Every line of the data below needs to be reproduced exactly.
(Beginning of Information given)
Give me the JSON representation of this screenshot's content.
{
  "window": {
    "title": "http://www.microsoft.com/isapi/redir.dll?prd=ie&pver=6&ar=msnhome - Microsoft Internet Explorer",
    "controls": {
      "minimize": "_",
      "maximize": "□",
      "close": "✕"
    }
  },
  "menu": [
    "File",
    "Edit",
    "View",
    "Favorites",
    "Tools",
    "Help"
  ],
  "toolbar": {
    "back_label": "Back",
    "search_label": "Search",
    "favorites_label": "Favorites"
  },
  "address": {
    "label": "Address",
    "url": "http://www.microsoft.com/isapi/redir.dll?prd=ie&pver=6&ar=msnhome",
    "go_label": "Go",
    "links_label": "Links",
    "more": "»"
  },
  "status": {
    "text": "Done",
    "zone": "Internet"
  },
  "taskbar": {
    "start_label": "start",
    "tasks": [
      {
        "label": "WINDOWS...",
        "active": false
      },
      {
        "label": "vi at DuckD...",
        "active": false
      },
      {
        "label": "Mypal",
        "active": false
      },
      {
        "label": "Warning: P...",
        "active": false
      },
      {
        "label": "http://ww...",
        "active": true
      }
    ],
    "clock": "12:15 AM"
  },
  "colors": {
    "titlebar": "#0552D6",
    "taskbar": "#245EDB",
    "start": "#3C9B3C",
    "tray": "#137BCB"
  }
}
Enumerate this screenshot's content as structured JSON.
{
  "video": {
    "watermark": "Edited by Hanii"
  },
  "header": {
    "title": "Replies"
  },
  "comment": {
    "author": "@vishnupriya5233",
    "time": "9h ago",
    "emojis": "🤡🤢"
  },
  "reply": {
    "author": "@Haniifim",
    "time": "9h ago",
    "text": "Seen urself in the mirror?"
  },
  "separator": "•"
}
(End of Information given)
- [Result below]
Give me the JSON representation of this screenshot's content.
{
  "window": {
    "title": "http://www.microsoft.com/isapi/redir.dll?prd=ie&pver=6&ar=msnhome - Microsoft Internet Explorer",
    "controls": {
      "minimize": "_",
      "maximize": "□",
      "close": "✕"
    }
  },
  "menu": [
    "File",
    "Edit",
    "View",
    "Favorites",
    "Tools",
    "Help"
  ],
  "toolbar": {
    "back_label": "Back",
    "search_label": "Search",
    "favorites_label": "Favorites"
  },
  "address": {
    "label": "Address",
    "url": "http://www.microsoft.com/isapi/redir.dll?prd=ie&pver=6&ar=msnhome",
    "go_label": "Go",
    "links_label": "Links",
    "more": "»"
  },
  "status": {
    "text": "Done",
    "zone": "Internet"
  },
  "taskbar": {
    "start_label": "start",
    "tasks": [
      {
        "label": "WINDOWS...",
        "active": false
      },
      {
        "label": "vi at DuckD...",
        "active": false
      },
      {
        "label": "Mypal",
        "active": false
      },
      {
        "label": "Warning: P...",
        "active": false
      },
      {
        "label": "http://ww...",
        "active": true
      }
    ],
    "clock": "12:15 AM"
  },
  "colors": {
    "titlebar": "#0552D6",
    "taskbar": "#245EDB",
    "start": "#3C9B3C",
    "tray": "#137BCB"
  }
}
Enumerate this screenshot's content as structured JSON.
{
  "video": {
    "watermark": "Edited by Hanii"
  },
  "header": {
    "title": "Replies"
  },
  "comment": {
    "author": "@vishnupriya5233",
    "time": "9h ago",
    "emojis": "🤡🤢"
  },
  "reply": {
    "author": "@Haniifim",
    "time": "9h ago",
    "text": "Seen urself in the mirror?"
  },
  "separator": "•"
}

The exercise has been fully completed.